Physician Practice Roundup—More doctors certify in obesity medicine; Future CMS policies to consider burden on small, rural practices

Doctors talking
A record number of doctors have become board certified in obesity medicine. (Getty/wmiami)

More doctors become certified in obesity medicine

As the number of Americans struggling with their weight increase, a record number of doctors have become board certified in obesity medicine.

Some 583 doctors, a 28% increase over the previous year, passed a board certification exam administered in February and March 2018, according to the American Board of Obesity Medicine. That makes obesity medicine one of the fastest growing fields in medicine, the group said.

“The rapid growth of obesity medicine certification highlights the fact that physicians now recognize they need tools to help treat the many patients they see with obesity,” said ABOM Executive Director Dana Brittan.

More than 2,650 doctors in the United States and Canada have become certified to treat patients with obesity problems. Obesity affects nearly 40% of U.S. adults and contributes to a variety of health problems. (ABOM announcement)

Centers for Medicare & Medicaid Services to consider future policies through 'rural lens'

The Centers for Medicare & Medicaid Services launched its first "Rural Health Strategy" on Tuesday—an effort, officials said, to better consider the rural impact as part of the of the agency's work.

The strategy, which highlights tactics such as improving access to telemedicine, is meant to avoid unintended consequences of policy and program implementation in rural health settings, officials said.

“Through its implementation and our continued stakeholder engagement, this strategy will enhance the positive impacts CMS policies have on beneficiaries who live in rural areas," said CMS Administrator Seema Verma in a statement. (Fierce Healthcare)

3 Veterans Affairs healthcare providers indicted on conspiracy, fraud charges

Three healthcare providers, including a doctor, nurse practitioner and physical therapist, were indicted by a federal grand jury in South Carolina on charges of conspiracy and healthcare fraud.

The three worked for the U.S. Department of Veterans Affairs and were indicted on charges they excessively used biotech MiMedx Group’s products on patients after accepting meals, trips, and gratuities from the company.
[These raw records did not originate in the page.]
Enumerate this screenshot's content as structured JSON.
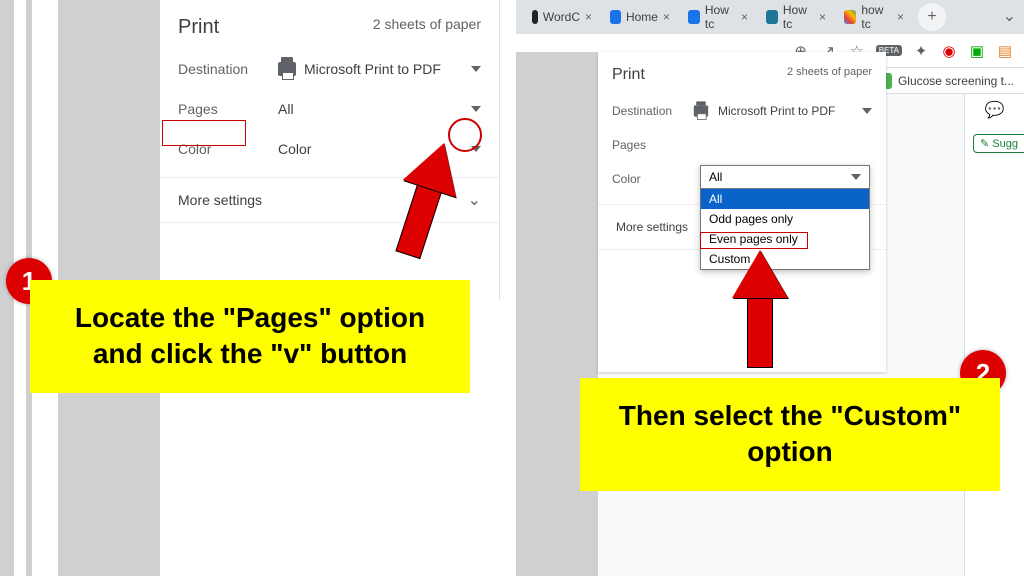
{
  "panel1": {
    "title": "Print",
    "sheets": "2 sheets of paper",
    "destination_label": "Destination",
    "destination_value": "Microsoft Print to PDF",
    "pages_label": "Pages",
    "pages_value": "All",
    "color_label": "Color",
    "color_value": "Color",
    "more_settings": "More settings"
  },
  "panel2": {
    "title": "Print",
    "sheets": "2 sheets of paper",
    "destination_label": "Destination",
    "destination_value": "Microsoft Print to PDF",
    "pages_label": "Pages",
    "pages_value": "All",
    "color_label": "Color",
    "more_settings": "More settings",
    "options": {
      "all": "All",
      "odd": "Odd pages only",
      "even": "Even pages only",
      "custom": "Custom"
    }
  },
  "tabs": {
    "t1": "WordC",
    "t2": "Home",
    "t3": "How tc",
    "t4": "How tc",
    "t5": "how tc"
  },
  "bookmark": {
    "label": "Glucose screening t..."
  },
  "suggest": "Sugg",
  "callout1": "Locate the \"Pages\" option and click the \"v\" button",
  "callout2": "Then select the \"Custom\" option",
  "badge1": "1",
  "badge2": "2",
  "newtab": "+",
  "close": "×"
}
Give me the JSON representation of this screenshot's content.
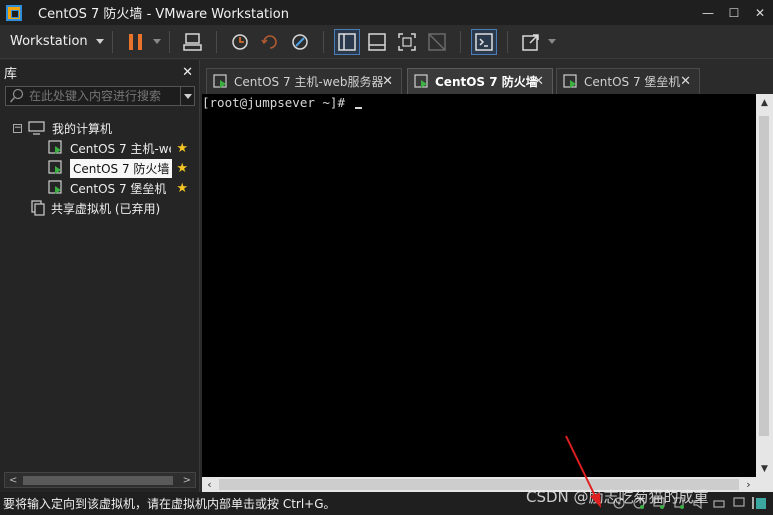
{
  "window": {
    "title": "CentOS 7 防火墙 - VMware Workstation",
    "minimize": "—",
    "maximize": "☐",
    "close": "✕"
  },
  "toolbar": {
    "workstation_menu": "Workstation",
    "buttons": [
      "pause-icon",
      "send-ctrl-alt-del-icon",
      "snapshot-icon",
      "revert-snapshot-icon",
      "snapshot-manager-icon",
      "show-library-icon",
      "thumbnail-icon",
      "fullscreen-icon",
      "unity-icon",
      "console-view-icon",
      "stretch-icon"
    ]
  },
  "library": {
    "title": "库",
    "close": "✕",
    "search_placeholder": "在此处键入内容进行搜索",
    "tree": {
      "root": "我的计算机",
      "expander": "−",
      "vms": [
        {
          "label": "CentOS 7 主机-web服务器",
          "favorite": true
        },
        {
          "label": "CentOS 7 防火墙",
          "favorite": true,
          "selected": true
        },
        {
          "label": "CentOS 7 堡垒机",
          "favorite": true
        }
      ],
      "shared": "共享虚拟机 (已弃用)"
    }
  },
  "tabs": [
    {
      "label": "CentOS 7 主机-web服务器",
      "close": "✕",
      "active": false
    },
    {
      "label": "CentOS 7 防火墙",
      "close": "✕",
      "active": true
    },
    {
      "label": "CentOS 7 堡垒机",
      "close": "✕",
      "active": false
    }
  ],
  "console": {
    "prompt": "[root@jumpsever ~]# "
  },
  "statusbar": {
    "message": "要将输入定向到该虚拟机，请在虚拟机内部单击或按 Ctrl+G。"
  },
  "watermark": "CSDN @励志吃菊猫的成重",
  "colors": {
    "accent": "#2f8fdc",
    "pause": "#e8742c",
    "star": "#f3c623",
    "vm_green": "#3cb043"
  }
}
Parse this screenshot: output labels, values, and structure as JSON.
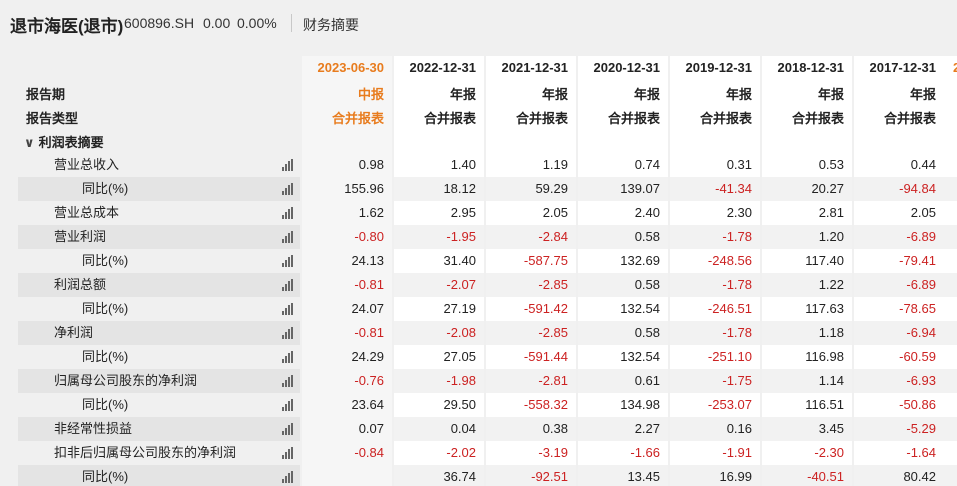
{
  "header": {
    "title": "退市海医(退市)",
    "code": "600896.SH",
    "price": "0.00",
    "change_pct": "0.00%",
    "section_tab": "财务摘要"
  },
  "table": {
    "header_labels": {
      "period": "报告期",
      "type": "报告类型"
    },
    "section": "利润表摘要",
    "columns": [
      {
        "date": "2023-06-30",
        "type": "中报",
        "report": "合并报表"
      },
      {
        "date": "2022-12-31",
        "type": "年报",
        "report": "合并报表"
      },
      {
        "date": "2021-12-31",
        "type": "年报",
        "report": "合并报表"
      },
      {
        "date": "2020-12-31",
        "type": "年报",
        "report": "合并报表"
      },
      {
        "date": "2019-12-31",
        "type": "年报",
        "report": "合并报表"
      },
      {
        "date": "2018-12-31",
        "type": "年报",
        "report": "合并报表"
      },
      {
        "date": "2017-12-31",
        "type": "年报",
        "report": "合并报表"
      }
    ],
    "partial_next_column": "2",
    "rows": [
      {
        "label": "营业总收入",
        "indent": 1,
        "values": [
          "0.98",
          "1.40",
          "1.19",
          "0.74",
          "0.31",
          "0.53",
          "0.44"
        ]
      },
      {
        "label": "同比(%)",
        "indent": 2,
        "values": [
          "155.96",
          "18.12",
          "59.29",
          "139.07",
          "-41.34",
          "20.27",
          "-94.84"
        ]
      },
      {
        "label": "营业总成本",
        "indent": 1,
        "values": [
          "1.62",
          "2.95",
          "2.05",
          "2.40",
          "2.30",
          "2.81",
          "2.05"
        ]
      },
      {
        "label": "营业利润",
        "indent": 1,
        "values": [
          "-0.80",
          "-1.95",
          "-2.84",
          "0.58",
          "-1.78",
          "1.20",
          "-6.89"
        ]
      },
      {
        "label": "同比(%)",
        "indent": 2,
        "values": [
          "24.13",
          "31.40",
          "-587.75",
          "132.69",
          "-248.56",
          "117.40",
          "-79.41"
        ]
      },
      {
        "label": "利润总额",
        "indent": 1,
        "values": [
          "-0.81",
          "-2.07",
          "-2.85",
          "0.58",
          "-1.78",
          "1.22",
          "-6.89"
        ]
      },
      {
        "label": "同比(%)",
        "indent": 2,
        "values": [
          "24.07",
          "27.19",
          "-591.42",
          "132.54",
          "-246.51",
          "117.63",
          "-78.65"
        ]
      },
      {
        "label": "净利润",
        "indent": 1,
        "values": [
          "-0.81",
          "-2.08",
          "-2.85",
          "0.58",
          "-1.78",
          "1.18",
          "-6.94"
        ]
      },
      {
        "label": "同比(%)",
        "indent": 2,
        "values": [
          "24.29",
          "27.05",
          "-591.44",
          "132.54",
          "-251.10",
          "116.98",
          "-60.59"
        ]
      },
      {
        "label": "归属母公司股东的净利润",
        "indent": 1,
        "values": [
          "-0.76",
          "-1.98",
          "-2.81",
          "0.61",
          "-1.75",
          "1.14",
          "-6.93"
        ]
      },
      {
        "label": "同比(%)",
        "indent": 2,
        "values": [
          "23.64",
          "29.50",
          "-558.32",
          "134.98",
          "-253.07",
          "116.51",
          "-50.86"
        ]
      },
      {
        "label": "非经常性损益",
        "indent": 1,
        "values": [
          "0.07",
          "0.04",
          "0.38",
          "2.27",
          "0.16",
          "3.45",
          "-5.29"
        ]
      },
      {
        "label": "扣非后归属母公司股东的净利润",
        "indent": 1,
        "values": [
          "-0.84",
          "-2.02",
          "-3.19",
          "-1.66",
          "-1.91",
          "-2.30",
          "-1.64"
        ]
      },
      {
        "label": "同比(%)",
        "indent": 2,
        "values": [
          "",
          "36.74",
          "-92.51",
          "13.45",
          "16.99",
          "-40.51",
          "80.42"
        ]
      }
    ]
  },
  "colors": {
    "accent": "#e87c1e",
    "negative": "#cc2222"
  },
  "icon": "bar-chart-icon"
}
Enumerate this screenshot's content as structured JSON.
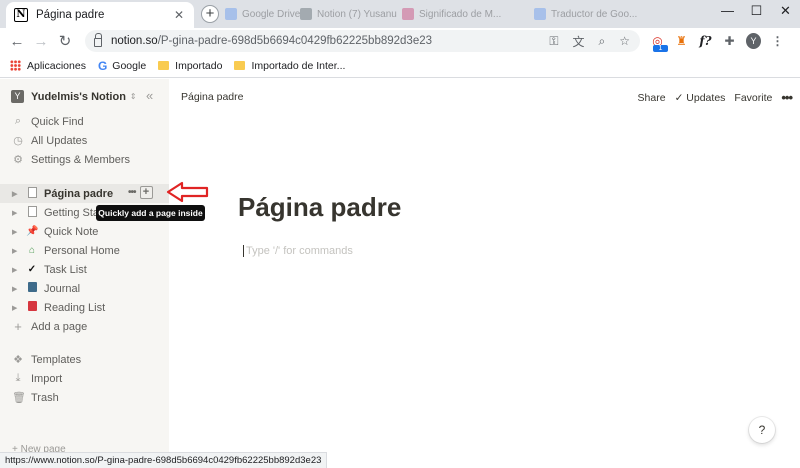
{
  "browser": {
    "active_tab_title": "Página padre",
    "background_tabs": [
      {
        "label": "Google Drive",
        "color": "#4285f4"
      },
      {
        "label": "Notion (7) Yusanu",
        "color": "#37474f"
      },
      {
        "label": "Significado de M...",
        "color": "#c2185b"
      },
      {
        "label": "Traductor de Goo...",
        "color": "#4285f4"
      }
    ],
    "url_host": "notion.so",
    "url_path": "/P-gina-padre-698d5b6694c0429fb62225bb892d3e23",
    "profile_initial": "Y",
    "extension_badge": "1",
    "bookmarks": [
      {
        "label": "Aplicaciones",
        "icon": "apps-grid-icon"
      },
      {
        "label": "Google",
        "icon": "google-icon"
      },
      {
        "label": "Importado",
        "icon": "folder-icon"
      },
      {
        "label": "Importado de Inter...",
        "icon": "folder-icon"
      }
    ],
    "status_url": "https://www.notion.so/P-gina-padre-698d5b6694c0429fb62225bb892d3e23"
  },
  "sidebar": {
    "workspace_initial": "Y",
    "workspace_name": "Yudelmis's Notion",
    "nav": [
      {
        "label": "Quick Find",
        "icon": "search-icon"
      },
      {
        "label": "All Updates",
        "icon": "clock-icon"
      },
      {
        "label": "Settings & Members",
        "icon": "gear-icon"
      }
    ],
    "pages": [
      {
        "label": "Página padre",
        "icon": "page-icon"
      },
      {
        "label": "Getting Started",
        "icon": "page-icon"
      },
      {
        "label": "Quick Note",
        "icon": "pin-icon"
      },
      {
        "label": "Personal Home",
        "icon": "house-icon"
      },
      {
        "label": "Task List",
        "icon": "check-icon"
      },
      {
        "label": "Journal",
        "icon": "journal-icon"
      },
      {
        "label": "Reading List",
        "icon": "book-icon"
      }
    ],
    "add_page": "Add a page",
    "tools": [
      {
        "label": "Templates",
        "icon": "templates-icon"
      },
      {
        "label": "Import",
        "icon": "import-icon"
      },
      {
        "label": "Trash",
        "icon": "trash-icon"
      }
    ],
    "new_page": "New page",
    "tooltip": "Quickly add a page inside"
  },
  "topbar": {
    "breadcrumb": "Página padre",
    "share": "Share",
    "updates": "Updates",
    "favorite": "Favorite"
  },
  "page": {
    "title": "Página padre",
    "placeholder": "Type '/' for commands"
  },
  "help_label": "?",
  "colors": {
    "sidebar_bg": "#f7f6f3",
    "text": "#37352f",
    "arrow_red": "#e02424"
  }
}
They were charged with conspiracy, bribery of public officials and witnesses and acts affecting a personal financial interest.

According to the indictment they improperly took thousands of dollars from the company from 2012 to 2016 after they cultivated relationships with MiMedx sales representatives. The doctor and nurse practitioner also participated in speaking engagements aimed at increasing sales of the company's products to VA facilities. (Reuters report, U.S. attorney’s office announcement)

Doctors, nurses share emotional stories via Twitter

Got a story to tell? Lots of medical professionals do and are sharing stories of inspiration and heartbreak via a Twitter thread that’s gone viral.

The thread was started by Esther Choo, M.D., an associate professor in the Department of Emergency Medicine at the Oregon Health & Science University, who tweeted a story about a patient’s recovery. She wrote that her patient had been dead for 20 minutes when she and others inexplicably were able to revive him. “He calls me every year on the anniversary. 10 years now,” she wrote, ending with the hashtag #ShareAStoryInOneTweet.

Since Choo’s initial tweet late last week, other medical professionals have posted their own stories in just 280 characters. Grab a tissue and get inspired. (